|NEWS & REVIEWS|
Each of Constance Nisbet Hamilton’s names represented a property with a house or a castle (or both) and a family lineage whose members had helped to shape the political map of both Scotland and the British Empire.
Her mother may have been described mockingly as a grand dame; she had married Robert Dundas, grandson of Robert Dundas of Arniston and great nephew of Lord Melville. As with Constance, Mary’s inheritance came principally from her mother, a repeating pattern in Winton’s history.
The story of Constance’s grandmother is the subject of several books, for she was amongst the most fascinating characters of her time. She was Mary Nisbet Hamilton and although not directly linked with Winton, her influence was felt on the Estate, as it was wherever she went.

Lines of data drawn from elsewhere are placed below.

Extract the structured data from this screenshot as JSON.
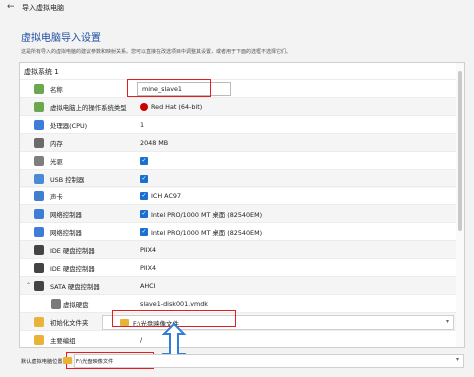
{
  "window": {
    "back_icon": "back-arrow-icon",
    "title": "导入虚拟电脑"
  },
  "page": {
    "heading": "虚拟电脑导入设置",
    "desc_text": "这是所有导入的虚拟电脑的建议参数和映射关系。您可以直接在改选项目中调整其设置，或者用于下面的选框不选择它们。",
    "group_title": "虚拟系统 1"
  },
  "rows": [
    {
      "icon": "name-icon",
      "label": "名称",
      "value": "mine_slave1",
      "type": "field"
    },
    {
      "icon": "os-type-icon",
      "label": "虚拟电脑上的操作系统类型",
      "value": "Red Hat (64-bit)",
      "type": "text",
      "badge": "redhat-icon"
    },
    {
      "icon": "cpu-icon",
      "label": "处理器(CPU)",
      "value": "1",
      "type": "text"
    },
    {
      "icon": "memory-icon",
      "label": "内存",
      "value": "2048 MB",
      "type": "text"
    },
    {
      "icon": "optical-drive-icon",
      "label": "光驱",
      "value": "",
      "type": "check"
    },
    {
      "icon": "usb-icon",
      "label": "USB 控制器",
      "value": "",
      "type": "check"
    },
    {
      "icon": "sound-icon",
      "label": "声卡",
      "value": "ICH AC97",
      "type": "check"
    },
    {
      "icon": "network-icon",
      "label": "网络控制器",
      "value": "Intel PRO/1000 MT 桌面 (82540EM)",
      "type": "check"
    },
    {
      "icon": "network-icon",
      "label": "网络控制器",
      "value": "Intel PRO/1000 MT 桌面 (82540EM)",
      "type": "check"
    },
    {
      "icon": "ide-controller-icon",
      "label": "IDE 硬盘控制器",
      "value": "PIIX4",
      "type": "text"
    },
    {
      "icon": "ide-controller-icon",
      "label": "IDE 硬盘控制器",
      "value": "PIIX4",
      "type": "text"
    },
    {
      "icon": "sata-controller-icon",
      "label": "SATA 硬盘控制器",
      "value": "AHCI",
      "type": "text",
      "expanded": true
    },
    {
      "icon": "virtual-disk-icon",
      "label": "虚拟硬盘",
      "value": "slave1-disk001.vmdk",
      "type": "text",
      "indent": true
    },
    {
      "icon": "folder-icon",
      "label": "初始化文件夹",
      "value": "F:\\光盘映像文件",
      "type": "dropdown"
    },
    {
      "icon": "primary-group-icon",
      "label": "主要编组",
      "value": "/",
      "type": "text"
    }
  ],
  "bottom": {
    "label": "默认虚拟电脑位置(M):",
    "path": "F:\\光盘映像文件"
  },
  "colors": {
    "accent": "#1a6fd1",
    "highlight": "#e02020",
    "arrow": "#2f7fd9",
    "folder": "#e9b33a"
  }
}
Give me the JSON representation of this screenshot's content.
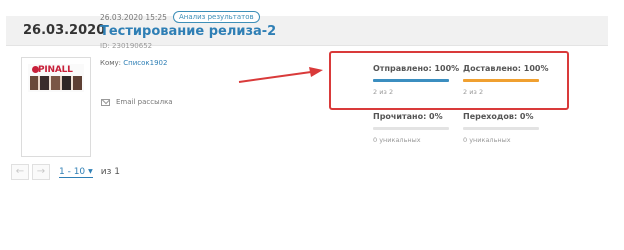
{
  "date_header": "26.03.2020",
  "campaign": {
    "datetime": "26.03.2020 15:25",
    "badge": "Анализ результатов",
    "title": "Тестирование релиза-2",
    "id_line": "ID: 230190652",
    "recipient_label": "Кому:",
    "recipient_list": "Список1902",
    "channel": "Email рассылка",
    "thumb_brand": "PINALL"
  },
  "stats": {
    "sent": {
      "label": "Отправлено: 100%",
      "sub": "2 из 2",
      "percent": 100,
      "color": "#3b8ec0"
    },
    "delivered": {
      "label": "Доставлено: 100%",
      "sub": "2 из 2",
      "percent": 100,
      "color": "#f0a030"
    },
    "opened": {
      "label": "Прочитано: 0%",
      "sub": "0 уникальных",
      "percent": 0,
      "color": "#3b8ec0"
    },
    "clicks": {
      "label": "Переходов: 0%",
      "sub": "0 уникальных",
      "percent": 0,
      "color": "#3b8ec0"
    }
  },
  "pagination": {
    "prev_icon": "arrow-left-icon",
    "next_icon": "arrow-right-icon",
    "range": "1 - 10",
    "of_text": "из 1"
  },
  "colors": {
    "accent": "#2f7fb5",
    "highlight": "#d93a3a"
  }
}
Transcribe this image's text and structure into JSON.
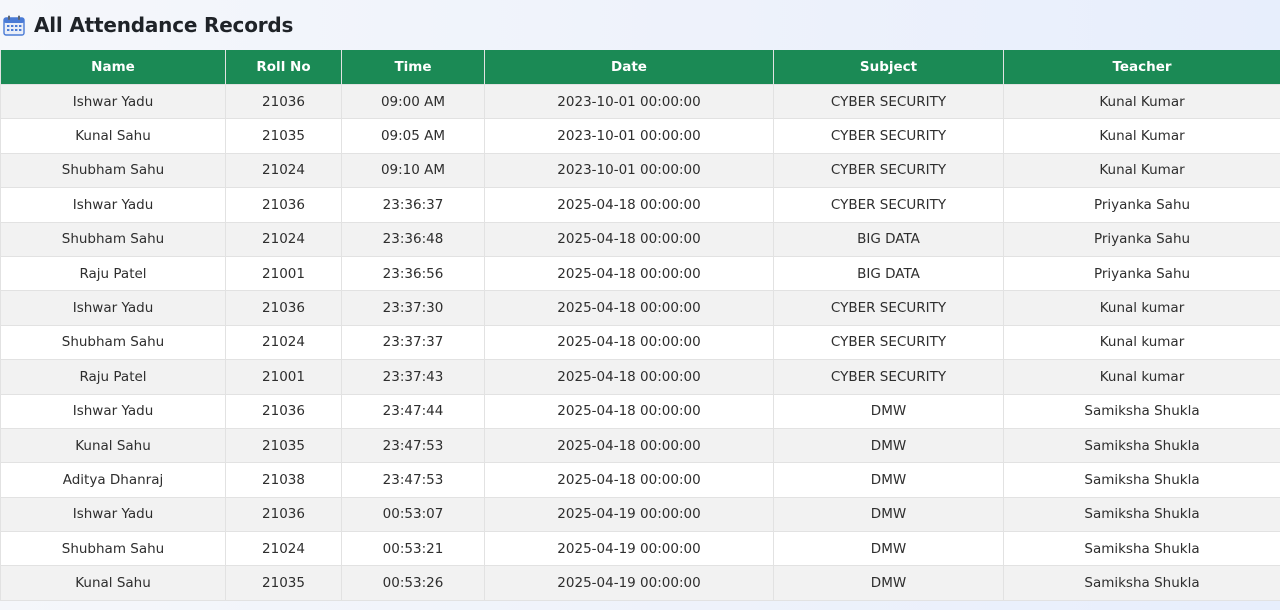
{
  "header": {
    "title": "All Attendance Records",
    "icon": "calendar-icon",
    "icon_color": "#4a7bd6"
  },
  "colors": {
    "header_bg": "#1b8a55",
    "row_alt": "#f2f2f2"
  },
  "table": {
    "columns": [
      "Name",
      "Roll No",
      "Time",
      "Date",
      "Subject",
      "Teacher"
    ],
    "rows": [
      [
        "Ishwar Yadu",
        "21036",
        "09:00 AM",
        "2023-10-01 00:00:00",
        "CYBER SECURITY",
        "Kunal Kumar"
      ],
      [
        "Kunal Sahu",
        "21035",
        "09:05 AM",
        "2023-10-01 00:00:00",
        "CYBER SECURITY",
        "Kunal Kumar"
      ],
      [
        "Shubham Sahu",
        "21024",
        "09:10 AM",
        "2023-10-01 00:00:00",
        "CYBER SECURITY",
        "Kunal Kumar"
      ],
      [
        "Ishwar Yadu",
        "21036",
        "23:36:37",
        "2025-04-18 00:00:00",
        "CYBER SECURITY",
        "Priyanka Sahu"
      ],
      [
        "Shubham Sahu",
        "21024",
        "23:36:48",
        "2025-04-18 00:00:00",
        "BIG DATA",
        "Priyanka Sahu"
      ],
      [
        "Raju Patel",
        "21001",
        "23:36:56",
        "2025-04-18 00:00:00",
        "BIG DATA",
        "Priyanka Sahu"
      ],
      [
        "Ishwar Yadu",
        "21036",
        "23:37:30",
        "2025-04-18 00:00:00",
        "CYBER SECURITY",
        "Kunal kumar"
      ],
      [
        "Shubham Sahu",
        "21024",
        "23:37:37",
        "2025-04-18 00:00:00",
        "CYBER SECURITY",
        "Kunal kumar"
      ],
      [
        "Raju Patel",
        "21001",
        "23:37:43",
        "2025-04-18 00:00:00",
        "CYBER SECURITY",
        "Kunal kumar"
      ],
      [
        "Ishwar Yadu",
        "21036",
        "23:47:44",
        "2025-04-18 00:00:00",
        "DMW",
        "Samiksha Shukla"
      ],
      [
        "Kunal Sahu",
        "21035",
        "23:47:53",
        "2025-04-18 00:00:00",
        "DMW",
        "Samiksha Shukla"
      ],
      [
        "Aditya Dhanraj",
        "21038",
        "23:47:53",
        "2025-04-18 00:00:00",
        "DMW",
        "Samiksha Shukla"
      ],
      [
        "Ishwar Yadu",
        "21036",
        "00:53:07",
        "2025-04-19 00:00:00",
        "DMW",
        "Samiksha Shukla"
      ],
      [
        "Shubham Sahu",
        "21024",
        "00:53:21",
        "2025-04-19 00:00:00",
        "DMW",
        "Samiksha Shukla"
      ],
      [
        "Kunal Sahu",
        "21035",
        "00:53:26",
        "2025-04-19 00:00:00",
        "DMW",
        "Samiksha Shukla"
      ]
    ]
  }
}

Mary was two years old when Winton was bought by her grandmother for her uncle John Hamilton. She grew up at Archerfield and by the age of twenty-one, was described as being dark, lively and with a shapely figure. She played the pianoforte, loved reels and was the centre of attraction amongst Edinburgh society.
She was heir to a fortune not just from her father, William, but also from her mother, Mary Manners, daughter of the 2nd Duke and Duchess of Rutland. It was no surprise that she became noticed by the aspiring diplomat Thomas, 7th Earl of Elgin.

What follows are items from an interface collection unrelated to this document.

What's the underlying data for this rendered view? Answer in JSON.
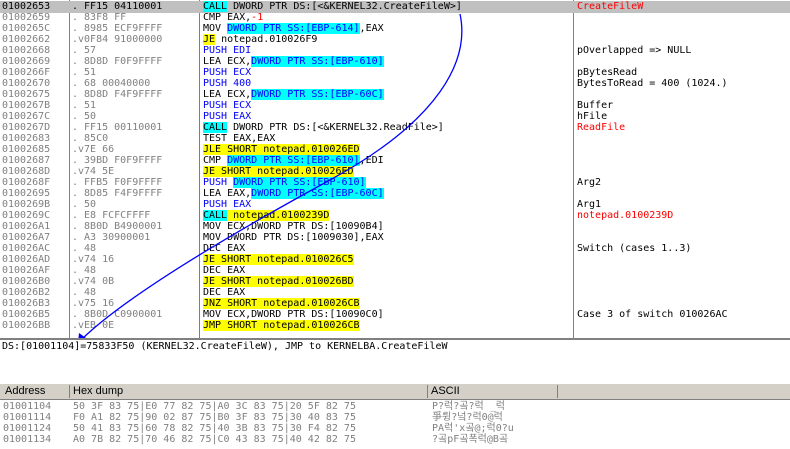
{
  "disasm": {
    "rows": [
      {
        "addr": "01002653",
        "hex": ". FF15 04110001",
        "asm": [
          {
            "t": "CALL",
            "c": "call"
          },
          {
            "t": " DWORD PTR DS:[<&KERNEL32.CreateFileW>]",
            "c": "plain"
          }
        ],
        "cmt": [
          {
            "t": "CreateFileW",
            "c": "red"
          }
        ],
        "sel": true
      },
      {
        "addr": "01002659",
        "hex": ". 83F8 FF",
        "asm": [
          {
            "t": "CMP EAX,",
            "c": "plain"
          },
          {
            "t": "-1",
            "c": "red"
          }
        ],
        "cmt": []
      },
      {
        "addr": "0100265C",
        "hex": ". 8985 ECF9FFFF",
        "asm": [
          {
            "t": "MOV ",
            "c": "plain"
          },
          {
            "t": "DWORD PTR SS:[EBP-614]",
            "c": "mem"
          },
          {
            "t": ",EAX",
            "c": "plain"
          }
        ],
        "cmt": []
      },
      {
        "addr": "01002662",
        "hex": ".v0F84 91000000",
        "asm": [
          {
            "t": "JE",
            "c": "jmp"
          },
          {
            "t": " notepad.010026F9",
            "c": "plain"
          }
        ],
        "cmt": []
      },
      {
        "addr": "01002668",
        "hex": ". 57",
        "asm": [
          {
            "t": "PUSH EDI",
            "c": "push"
          }
        ],
        "cmt": [
          {
            "t": "pOverlapped => NULL",
            "c": "plain"
          }
        ]
      },
      {
        "addr": "01002669",
        "hex": ". 8D8D F0F9FFFF",
        "asm": [
          {
            "t": "LEA ECX,",
            "c": "plain"
          },
          {
            "t": "DWORD PTR SS:[EBP-610]",
            "c": "mem"
          }
        ],
        "cmt": []
      },
      {
        "addr": "0100266F",
        "hex": ". 51",
        "asm": [
          {
            "t": "PUSH ECX",
            "c": "push"
          }
        ],
        "cmt": [
          {
            "t": "pBytesRead",
            "c": "plain"
          }
        ]
      },
      {
        "addr": "01002670",
        "hex": ". 68 00040000",
        "asm": [
          {
            "t": "PUSH 400",
            "c": "push"
          }
        ],
        "cmt": [
          {
            "t": "BytesToRead = 400 (1024.)",
            "c": "plain"
          }
        ]
      },
      {
        "addr": "01002675",
        "hex": ". 8D8D F4F9FFFF",
        "asm": [
          {
            "t": "LEA ECX,",
            "c": "plain"
          },
          {
            "t": "DWORD PTR SS:[EBP-60C]",
            "c": "mem"
          }
        ],
        "cmt": []
      },
      {
        "addr": "0100267B",
        "hex": ". 51",
        "asm": [
          {
            "t": "PUSH ECX",
            "c": "push"
          }
        ],
        "cmt": [
          {
            "t": "Buffer",
            "c": "plain"
          }
        ]
      },
      {
        "addr": "0100267C",
        "hex": ". 50",
        "asm": [
          {
            "t": "PUSH EAX",
            "c": "push"
          }
        ],
        "cmt": [
          {
            "t": "hFile",
            "c": "plain"
          }
        ]
      },
      {
        "addr": "0100267D",
        "hex": ". FF15 00110001",
        "asm": [
          {
            "t": "CALL",
            "c": "call"
          },
          {
            "t": " DWORD PTR DS:[<&KERNEL32.ReadFile>]",
            "c": "plain"
          }
        ],
        "cmt": [
          {
            "t": "ReadFile",
            "c": "red"
          }
        ]
      },
      {
        "addr": "01002683",
        "hex": ". 85C0",
        "asm": [
          {
            "t": "TEST EAX,EAX",
            "c": "plain"
          }
        ],
        "cmt": []
      },
      {
        "addr": "01002685",
        "hex": ".v7E 66",
        "asm": [
          {
            "t": "JLE SHORT notepad.010026ED",
            "c": "jmp"
          }
        ],
        "cmt": []
      },
      {
        "addr": "01002687",
        "hex": ". 39BD F0F9FFFF",
        "asm": [
          {
            "t": "CMP ",
            "c": "plain"
          },
          {
            "t": "DWORD PTR SS:[EBP-610]",
            "c": "mem"
          },
          {
            "t": ",EDI",
            "c": "plain"
          }
        ],
        "cmt": []
      },
      {
        "addr": "0100268D",
        "hex": ".v74 5E",
        "asm": [
          {
            "t": "JE SHORT notepad.010026ED",
            "c": "jmp"
          }
        ],
        "cmt": []
      },
      {
        "addr": "0100268F",
        "hex": ". FFB5 F0F9FFFF",
        "asm": [
          {
            "t": "PUSH ",
            "c": "push"
          },
          {
            "t": "DWORD PTR SS:[EBP-610]",
            "c": "mem"
          }
        ],
        "cmt": [
          {
            "t": "Arg2",
            "c": "plain"
          }
        ]
      },
      {
        "addr": "01002695",
        "hex": ". 8D85 F4F9FFFF",
        "asm": [
          {
            "t": "LEA EAX,",
            "c": "plain"
          },
          {
            "t": "DWORD PTR SS:[EBP-60C]",
            "c": "mem"
          }
        ],
        "cmt": []
      },
      {
        "addr": "0100269B",
        "hex": ". 50",
        "asm": [
          {
            "t": "PUSH EAX",
            "c": "push"
          }
        ],
        "cmt": [
          {
            "t": "Arg1",
            "c": "plain"
          }
        ]
      },
      {
        "addr": "0100269C",
        "hex": ". E8 FCFCFFFF",
        "asm": [
          {
            "t": "CALL",
            "c": "call"
          },
          {
            "t": " notepad.0100239D",
            "c": "jmp"
          }
        ],
        "cmt": [
          {
            "t": "notepad.0100239D",
            "c": "red"
          }
        ]
      },
      {
        "addr": "010026A1",
        "hex": ". 8B0D B4900001",
        "asm": [
          {
            "t": "MOV ECX,DWORD PTR DS:[10090B4]",
            "c": "plain"
          }
        ],
        "cmt": []
      },
      {
        "addr": "010026A7",
        "hex": ". A3 30900001",
        "asm": [
          {
            "t": "MOV DWORD PTR DS:[1009030],EAX",
            "c": "plain"
          }
        ],
        "cmt": []
      },
      {
        "addr": "010026AC",
        "hex": ". 48",
        "asm": [
          {
            "t": "DEC EAX",
            "c": "plain"
          }
        ],
        "cmt": [
          {
            "t": "Switch (cases 1..3)",
            "c": "plain"
          }
        ]
      },
      {
        "addr": "010026AD",
        "hex": ".v74 16",
        "asm": [
          {
            "t": "JE SHORT notepad.010026C5",
            "c": "jmp"
          }
        ],
        "cmt": []
      },
      {
        "addr": "010026AF",
        "hex": ". 48",
        "asm": [
          {
            "t": "DEC EAX",
            "c": "plain"
          }
        ],
        "cmt": []
      },
      {
        "addr": "010026B0",
        "hex": ".v74 0B",
        "asm": [
          {
            "t": "JE SHORT notepad.010026BD",
            "c": "jmp"
          }
        ],
        "cmt": []
      },
      {
        "addr": "010026B2",
        "hex": ". 48",
        "asm": [
          {
            "t": "DEC EAX",
            "c": "plain"
          }
        ],
        "cmt": []
      },
      {
        "addr": "010026B3",
        "hex": ".v75 16",
        "asm": [
          {
            "t": "JNZ SHORT notepad.010026CB",
            "c": "jmp"
          }
        ],
        "cmt": []
      },
      {
        "addr": "010026B5",
        "hex": ". 8B0D C0900001",
        "asm": [
          {
            "t": "MOV ECX,DWORD PTR DS:[10090C0]",
            "c": "plain"
          }
        ],
        "cmt": [
          {
            "t": "Case 3 of switch 010026AC",
            "c": "plain"
          }
        ]
      },
      {
        "addr": "010026BB",
        "hex": ".vEB 0E",
        "asm": [
          {
            "t": "JMP SHORT notepad.010026CB",
            "c": "jmp"
          }
        ],
        "cmt": []
      }
    ]
  },
  "info": {
    "text": "DS:[01001104]=75833F50 (KERNEL32.CreateFileW), JMP to KERNELBA.CreateFileW"
  },
  "dump": {
    "headers": {
      "address": "Address",
      "hex": "Hex dump",
      "ascii": "ASCII"
    },
    "rows": [
      {
        "addr": "01001104",
        "hex": "50 3F 83 75|E0 77 82 75|A0 3C 83 75|20 5F 82 75",
        "ascii": "P?럭?곸?럭 _럭"
      },
      {
        "addr": "01001114",
        "hex": "F0 A1 82 75|90 02 87 75|B0 3F 83 75|30 40 83 75",
        "ascii": "爭륑?넠?럭0@럭"
      },
      {
        "addr": "01001124",
        "hex": "50 41 83 75|60 78 82 75|40 3B 83 75|30 F4 82 75",
        "ascii": "PA럭'x곸@;럭0?u"
      },
      {
        "addr": "01001134",
        "hex": "A0 7B 82 75|70 46 82 75|C0 43 83 75|40 42 82 75",
        "ascii": "?곸pF곸폭럭@B곸"
      }
    ]
  },
  "colors": {
    "background": "#ffffff",
    "selection": "#c0c0c0",
    "jump_highlight": "#ffff00",
    "call_highlight": "#00ffff",
    "api_comment": "#ff0000",
    "arrow": "#0000ff"
  }
}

Elgin was a direct descendant from Robert the Bruce. He was a nobleman with a promising career, in which he negotiated with emperors and kings. He was polished, well educated and a member of the House of Lords.
Like Mary’s father who had improved Archerfield and added to the house with the help of Robert Adam, Lord Elgin was improving his estate at Broomhall in Fife and was intent on building a fine mansion. The match was one with extraordinary prospects when they married in 1799.
Elgin was offered the post of Ambassador to Turkey. On their arrival in Constantinople, they were greeted by the Selim and a warship carrying 1200 men and 132 guns. They brought over an orchestra as part of their cultural suite and having sent for her pianoforte, Mary used her childhood talents to teach the women Scottish reels!
A Turkish poet wrote that ‘her sugar lips are breeding sunshine and overspread the world with Heaven’s shine’.
Shortly after their arrival, Elgin set up staff to assess and record the antiquities in Athens which was then part of the Turkish Empire. A year later in 1801, after the birth of their son, Lord Bruce, Elgin was granted a permit which allowed the removal of the statues; many of the marble statues from the Parthenon were then shipped back to Britain by courtesy of the navy, aided no doubt by Mary’s charm. These became known as the Elgin Marbles.
The Elgins journeyed to France, however the value attached to holding Elgin ransom was not realised and all travellers were met with imprisonment at the Castle of Lourdes.
Mary tried to use her influence to persuade Bonaparte to release Elgin, and it was then that she began to rely on the assistance of Robert Fergusson of Raith. Mary’s involvement with Fergusson grew and although they managed to secure Elgin’s release from France in 1806, only two years later an Act of Parliament secured his divorce from Mary.
The dream alliance which had so much promise had been put under immense strain, even without a third member.
Mary went on to marry Fergusson and settled at Archerfield. A monument was erected in Haddington in memory of Fergusson by the Whig electorate, whom he represented in parliament for Kirkcaldy and then East Lothian. The inscription referred ‘to a kind landlord, a liberal dispenser of wealth, a generous patron of literature, science and art’.
In the statistical account for Dirleton in 1836, the entry for Mary states: ‘Her kindness and liberality to her tenancy are too well known to require notice and the estimation in which she is held by them all is the best proof she ever takes in their welfare’.